Look over the entries that follow. Report how many lines contain "Orbit", with nothing else.

****************

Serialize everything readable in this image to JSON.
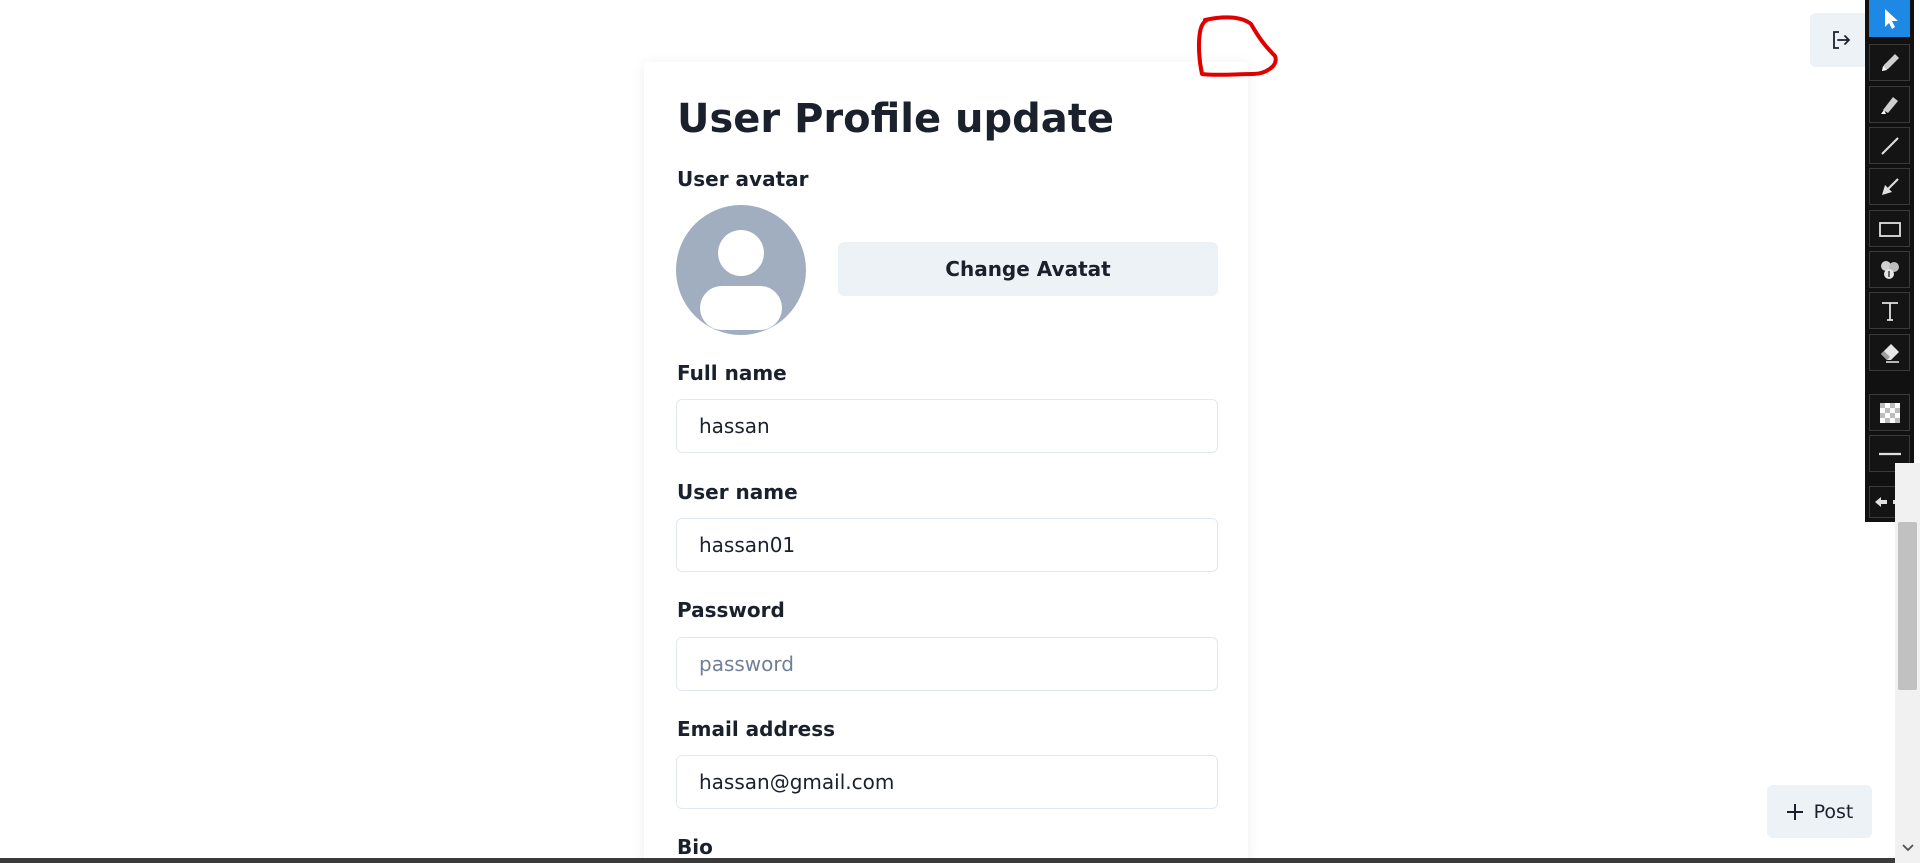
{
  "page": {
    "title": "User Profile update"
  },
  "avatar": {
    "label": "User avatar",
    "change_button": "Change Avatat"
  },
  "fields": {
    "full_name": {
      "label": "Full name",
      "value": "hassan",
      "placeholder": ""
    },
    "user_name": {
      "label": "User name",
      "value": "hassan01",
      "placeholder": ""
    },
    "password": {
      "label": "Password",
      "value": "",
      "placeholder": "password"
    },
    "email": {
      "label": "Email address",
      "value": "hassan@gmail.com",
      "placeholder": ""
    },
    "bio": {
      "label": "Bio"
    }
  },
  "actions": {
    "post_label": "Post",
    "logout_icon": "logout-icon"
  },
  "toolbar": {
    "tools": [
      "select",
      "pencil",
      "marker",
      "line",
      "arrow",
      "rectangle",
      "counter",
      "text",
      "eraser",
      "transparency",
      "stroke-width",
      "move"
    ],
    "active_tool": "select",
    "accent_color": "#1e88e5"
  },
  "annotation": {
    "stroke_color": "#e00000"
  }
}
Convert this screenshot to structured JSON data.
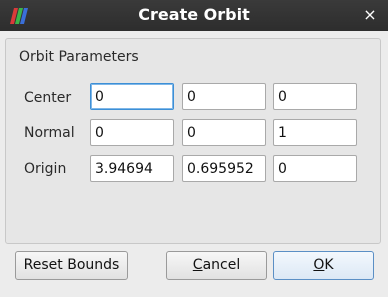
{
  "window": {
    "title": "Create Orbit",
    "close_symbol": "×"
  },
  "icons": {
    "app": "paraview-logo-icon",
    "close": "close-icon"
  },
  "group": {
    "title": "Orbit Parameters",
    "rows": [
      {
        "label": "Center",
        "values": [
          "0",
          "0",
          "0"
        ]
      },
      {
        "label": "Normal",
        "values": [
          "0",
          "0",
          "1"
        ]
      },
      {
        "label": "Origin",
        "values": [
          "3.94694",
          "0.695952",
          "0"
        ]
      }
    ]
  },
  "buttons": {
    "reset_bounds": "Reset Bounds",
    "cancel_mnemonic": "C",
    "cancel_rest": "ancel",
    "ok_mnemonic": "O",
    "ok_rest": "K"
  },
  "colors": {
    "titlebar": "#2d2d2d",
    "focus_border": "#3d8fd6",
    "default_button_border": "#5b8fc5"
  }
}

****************

» **EXERCISE RESPONSE**: 2